The world also teaches that everyone is special, has a unique contribution to make, and must have a prize of some kind. All people need to tell the world about their greatness, their uniqueness…. This belief that we are each special, by and large is complete tosh. Most of us are mediocre, make unique contributions only in the peculiar ways we screw things up, and could easily be replaced as a husband, father, or employee by somebody better suited to the task. P116
…far to many Christians have senses of destiny that verge on the messianic. The confidence that the Lord has a special plan and purpose just for them shapes the way they act and move. Now, just for the record, I am a good Calvinist, and I certainly believe that each individual has a destiny: what concerns me is the tendency to always think of ourselves as special and unique (which we all are in some ways- DNA, etc.) bleeds over into a sense of special identity whereby the future, or at least the future of myself, comes to be the priority and to trump all else.... Church is the meaning of human history not just an individual. It is the church that is the big player in God’s wider plan not me. P116
I highly recommend the purchase of this book especially if you enjoy humour. I promise you will eventually LOL.

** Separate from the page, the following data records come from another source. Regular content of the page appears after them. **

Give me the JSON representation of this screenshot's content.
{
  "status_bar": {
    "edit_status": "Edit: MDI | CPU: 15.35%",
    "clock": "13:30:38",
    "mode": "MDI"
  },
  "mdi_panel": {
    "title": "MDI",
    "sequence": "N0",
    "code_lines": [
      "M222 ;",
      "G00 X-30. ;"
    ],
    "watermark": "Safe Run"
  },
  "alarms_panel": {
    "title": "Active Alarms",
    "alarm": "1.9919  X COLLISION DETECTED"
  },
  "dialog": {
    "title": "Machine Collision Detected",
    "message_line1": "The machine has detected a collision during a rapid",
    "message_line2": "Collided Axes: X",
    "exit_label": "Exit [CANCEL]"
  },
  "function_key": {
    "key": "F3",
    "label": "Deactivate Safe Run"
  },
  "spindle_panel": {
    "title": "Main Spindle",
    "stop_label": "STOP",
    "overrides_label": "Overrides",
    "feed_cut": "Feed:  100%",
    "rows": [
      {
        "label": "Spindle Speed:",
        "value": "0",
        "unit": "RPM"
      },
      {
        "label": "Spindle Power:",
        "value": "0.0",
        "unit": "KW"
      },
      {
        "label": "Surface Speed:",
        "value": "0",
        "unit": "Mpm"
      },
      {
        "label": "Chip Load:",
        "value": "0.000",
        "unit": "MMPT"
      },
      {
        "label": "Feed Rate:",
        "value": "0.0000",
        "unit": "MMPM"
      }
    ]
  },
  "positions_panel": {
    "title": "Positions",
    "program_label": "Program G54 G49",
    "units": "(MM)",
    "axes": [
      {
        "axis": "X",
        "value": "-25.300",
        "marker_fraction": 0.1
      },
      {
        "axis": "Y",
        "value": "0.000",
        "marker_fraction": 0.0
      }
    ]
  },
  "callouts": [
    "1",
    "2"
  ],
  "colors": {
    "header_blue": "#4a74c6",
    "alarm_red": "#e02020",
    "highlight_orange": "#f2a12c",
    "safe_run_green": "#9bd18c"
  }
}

Purchase book here: http://www.prpbooks.com/Fools-Rush-In-Where-Monkeys-Fear-to-Tread-2191.html&session=9a62ae8d65b23b6fb6b38525d5c4ed91